WORK ITEM: A verbatim copy of the entries is the required answer.

----

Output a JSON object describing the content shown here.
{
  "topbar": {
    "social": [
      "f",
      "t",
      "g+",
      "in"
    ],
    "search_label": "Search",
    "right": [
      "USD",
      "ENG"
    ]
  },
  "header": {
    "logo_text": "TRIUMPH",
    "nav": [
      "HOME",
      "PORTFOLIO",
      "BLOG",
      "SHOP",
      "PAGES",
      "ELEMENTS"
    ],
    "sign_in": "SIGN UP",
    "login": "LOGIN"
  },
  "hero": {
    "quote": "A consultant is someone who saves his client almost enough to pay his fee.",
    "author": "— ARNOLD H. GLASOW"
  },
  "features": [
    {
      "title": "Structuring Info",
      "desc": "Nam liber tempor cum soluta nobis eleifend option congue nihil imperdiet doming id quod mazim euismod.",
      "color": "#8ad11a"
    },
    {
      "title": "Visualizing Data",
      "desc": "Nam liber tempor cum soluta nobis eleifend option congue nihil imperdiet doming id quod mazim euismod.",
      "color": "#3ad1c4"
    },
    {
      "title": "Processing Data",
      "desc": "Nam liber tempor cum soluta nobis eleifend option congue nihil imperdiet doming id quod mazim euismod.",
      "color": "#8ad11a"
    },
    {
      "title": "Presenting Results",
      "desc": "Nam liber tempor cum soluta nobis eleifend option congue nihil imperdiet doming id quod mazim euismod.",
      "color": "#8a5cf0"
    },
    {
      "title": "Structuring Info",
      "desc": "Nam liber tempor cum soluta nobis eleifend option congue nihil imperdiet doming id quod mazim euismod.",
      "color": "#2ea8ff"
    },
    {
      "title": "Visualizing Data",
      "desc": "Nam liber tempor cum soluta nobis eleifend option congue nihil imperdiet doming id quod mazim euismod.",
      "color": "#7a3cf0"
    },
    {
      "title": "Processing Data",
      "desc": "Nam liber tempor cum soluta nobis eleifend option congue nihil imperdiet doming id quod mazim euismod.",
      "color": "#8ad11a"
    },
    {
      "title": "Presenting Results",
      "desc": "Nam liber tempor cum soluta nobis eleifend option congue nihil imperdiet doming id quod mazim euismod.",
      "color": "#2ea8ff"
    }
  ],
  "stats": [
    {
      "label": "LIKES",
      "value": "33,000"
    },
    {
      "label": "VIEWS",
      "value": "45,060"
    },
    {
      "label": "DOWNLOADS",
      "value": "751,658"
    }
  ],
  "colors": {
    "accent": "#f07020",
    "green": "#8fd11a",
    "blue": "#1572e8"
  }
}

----

YOUR RESPONSE:
Output a JSON object describing the content shown here.
{
  "topbar": {
    "social": [
      "f",
      "t",
      "g+",
      "in"
    ],
    "search_label": "Search",
    "right": [
      "USD",
      "ENG"
    ]
  },
  "header": {
    "logo_text": "TRIUMPH",
    "nav": [
      "HOME",
      "PORTFOLIO",
      "BLOG",
      "SHOP",
      "PAGES",
      "ELEMENTS"
    ],
    "sign_in": "SIGN UP",
    "login": "LOGIN"
  },
  "hero": {
    "quote": "A consultant is someone who saves his client almost enough to pay his fee.",
    "author": "— ARNOLD H. GLASOW"
  },
  "features": [
    {
      "title": "Structuring Info",
      "desc": "Nam liber tempor cum soluta nobis eleifend option congue nihil imperdiet doming id quod mazim euismod.",
      "color": "#8ad11a"
    },
    {
      "title": "Visualizing Data",
      "desc": "Nam liber tempor cum soluta nobis eleifend option congue nihil imperdiet doming id quod mazim euismod.",
      "color": "#3ad1c4"
    },
    {
      "title": "Processing Data",
      "desc": "Nam liber tempor cum soluta nobis eleifend option congue nihil imperdiet doming id quod mazim euismod.",
      "color": "#8ad11a"
    },
    {
      "title": "Presenting Results",
      "desc": "Nam liber tempor cum soluta nobis eleifend option congue nihil imperdiet doming id quod mazim euismod.",
      "color": "#8a5cf0"
    },
    {
      "title": "Structuring Info",
      "desc": "Nam liber tempor cum soluta nobis eleifend option congue nihil imperdiet doming id quod mazim euismod.",
      "color": "#2ea8ff"
    },
    {
      "title": "Visualizing Data",
      "desc": "Nam liber tempor cum soluta nobis eleifend option congue nihil imperdiet doming id quod mazim euismod.",
      "color": "#7a3cf0"
    },
    {
      "title": "Processing Data",
      "desc": "Nam liber tempor cum soluta nobis eleifend option congue nihil imperdiet doming id quod mazim euismod.",
      "color": "#8ad11a"
    },
    {
      "title": "Presenting Results",
      "desc": "Nam liber tempor cum soluta nobis eleifend option congue nihil imperdiet doming id quod mazim euismod.",
      "color": "#2ea8ff"
    }
  ],
  "stats": [
    {
      "label": "LIKES",
      "value": "33,000"
    },
    {
      "label": "VIEWS",
      "value": "45,060"
    },
    {
      "label": "DOWNLOADS",
      "value": "751,658"
    }
  ],
  "colors": {
    "accent": "#f07020",
    "green": "#8fd11a",
    "blue": "#1572e8"
  }
}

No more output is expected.